TASK GOAL:
Find every line in the records below that holds the word "icon", and copy it out.

EXERCISE MATERIALS:
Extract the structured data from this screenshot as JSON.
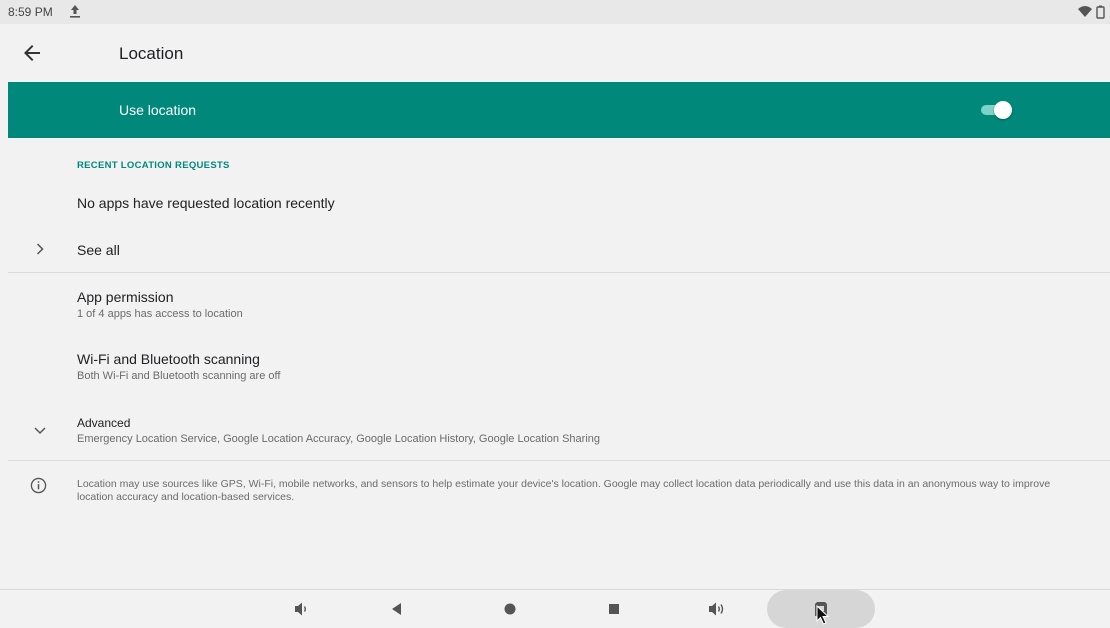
{
  "status_bar": {
    "time": "8:59 PM"
  },
  "app_bar": {
    "title": "Location"
  },
  "master_switch": {
    "label": "Use location",
    "enabled": true
  },
  "recent_requests": {
    "header": "RECENT LOCATION REQUESTS",
    "empty_text": "No apps have requested location recently",
    "see_all_label": "See all"
  },
  "settings": [
    {
      "title": "App permission",
      "subtitle": "1 of 4 apps has access to location"
    },
    {
      "title": "Wi-Fi and Bluetooth scanning",
      "subtitle": "Both Wi-Fi and Bluetooth scanning are off"
    },
    {
      "title": "Advanced",
      "subtitle": "Emergency Location Service, Google Location Accuracy, Google Location History, Google Location Sharing"
    }
  ],
  "footer": {
    "text": "Location may use sources like GPS, Wi-Fi, mobile networks, and sensors to help estimate your device's location. Google may collect location data periodically and use this data in an anonymous way to improve location accuracy and location-based services."
  },
  "nav_buttons": [
    "volume-down-icon",
    "back-icon",
    "home-icon",
    "recents-icon",
    "volume-up-icon",
    "screenshot-icon"
  ],
  "colors": {
    "accent": "#00897b",
    "background": "#f2f2f2",
    "toggle_track": "#7ed3c8"
  }
}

REPLY:
    "volume-down-icon",
    "back-icon",
    "home-icon",
    "recents-icon",
    "volume-up-icon",
    "screenshot-icon"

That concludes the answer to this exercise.